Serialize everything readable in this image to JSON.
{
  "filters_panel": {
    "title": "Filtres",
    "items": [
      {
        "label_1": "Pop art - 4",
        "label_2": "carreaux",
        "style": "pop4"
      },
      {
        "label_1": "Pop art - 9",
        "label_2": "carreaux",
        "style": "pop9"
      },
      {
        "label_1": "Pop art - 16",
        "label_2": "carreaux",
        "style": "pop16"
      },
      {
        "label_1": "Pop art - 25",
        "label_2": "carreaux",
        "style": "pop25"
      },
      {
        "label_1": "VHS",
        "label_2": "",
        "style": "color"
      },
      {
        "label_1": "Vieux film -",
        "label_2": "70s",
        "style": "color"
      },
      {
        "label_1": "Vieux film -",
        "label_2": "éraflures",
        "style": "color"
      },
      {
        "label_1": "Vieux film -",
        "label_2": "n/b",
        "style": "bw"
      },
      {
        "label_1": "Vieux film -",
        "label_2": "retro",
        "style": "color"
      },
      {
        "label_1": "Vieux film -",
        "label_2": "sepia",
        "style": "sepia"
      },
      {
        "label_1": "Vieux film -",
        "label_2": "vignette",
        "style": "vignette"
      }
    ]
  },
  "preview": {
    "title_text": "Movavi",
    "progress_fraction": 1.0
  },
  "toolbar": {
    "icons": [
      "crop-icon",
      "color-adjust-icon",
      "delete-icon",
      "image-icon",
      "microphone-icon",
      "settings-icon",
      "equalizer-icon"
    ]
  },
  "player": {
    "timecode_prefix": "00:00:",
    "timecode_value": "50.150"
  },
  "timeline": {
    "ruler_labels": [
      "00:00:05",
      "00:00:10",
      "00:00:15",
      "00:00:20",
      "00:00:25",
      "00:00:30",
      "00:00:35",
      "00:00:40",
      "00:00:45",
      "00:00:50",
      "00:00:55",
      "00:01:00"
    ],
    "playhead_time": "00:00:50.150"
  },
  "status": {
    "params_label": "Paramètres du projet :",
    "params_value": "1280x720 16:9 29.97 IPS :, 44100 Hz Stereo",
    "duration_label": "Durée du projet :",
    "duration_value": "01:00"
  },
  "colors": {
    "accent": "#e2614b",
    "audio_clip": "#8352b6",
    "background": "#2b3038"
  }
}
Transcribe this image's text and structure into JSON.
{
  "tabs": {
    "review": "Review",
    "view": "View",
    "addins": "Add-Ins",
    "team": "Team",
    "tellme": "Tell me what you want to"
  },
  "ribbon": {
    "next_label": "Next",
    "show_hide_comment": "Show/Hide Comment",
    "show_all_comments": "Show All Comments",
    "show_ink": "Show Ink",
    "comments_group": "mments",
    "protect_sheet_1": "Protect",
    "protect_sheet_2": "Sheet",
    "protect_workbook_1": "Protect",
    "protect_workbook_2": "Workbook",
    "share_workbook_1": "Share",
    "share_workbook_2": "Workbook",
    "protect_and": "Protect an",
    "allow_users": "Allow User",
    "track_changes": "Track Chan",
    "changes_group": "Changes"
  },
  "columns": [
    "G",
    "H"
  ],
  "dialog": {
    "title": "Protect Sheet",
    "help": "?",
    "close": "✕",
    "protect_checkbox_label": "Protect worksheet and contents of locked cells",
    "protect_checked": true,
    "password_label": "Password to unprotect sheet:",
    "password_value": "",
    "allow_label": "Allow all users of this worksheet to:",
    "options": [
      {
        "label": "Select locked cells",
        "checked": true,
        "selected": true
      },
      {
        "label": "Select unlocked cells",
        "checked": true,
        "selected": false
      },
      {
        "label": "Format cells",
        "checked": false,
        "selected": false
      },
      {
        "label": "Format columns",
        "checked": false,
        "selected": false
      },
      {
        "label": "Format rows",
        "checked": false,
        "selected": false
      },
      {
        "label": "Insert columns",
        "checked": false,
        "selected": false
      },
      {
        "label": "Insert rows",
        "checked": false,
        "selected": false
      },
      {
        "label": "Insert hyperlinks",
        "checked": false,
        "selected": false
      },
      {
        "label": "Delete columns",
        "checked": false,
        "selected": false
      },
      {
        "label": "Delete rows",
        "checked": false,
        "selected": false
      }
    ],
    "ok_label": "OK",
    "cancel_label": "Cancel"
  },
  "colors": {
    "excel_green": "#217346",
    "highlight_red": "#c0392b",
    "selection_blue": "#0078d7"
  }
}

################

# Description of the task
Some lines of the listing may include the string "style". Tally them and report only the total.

# Problem solution
11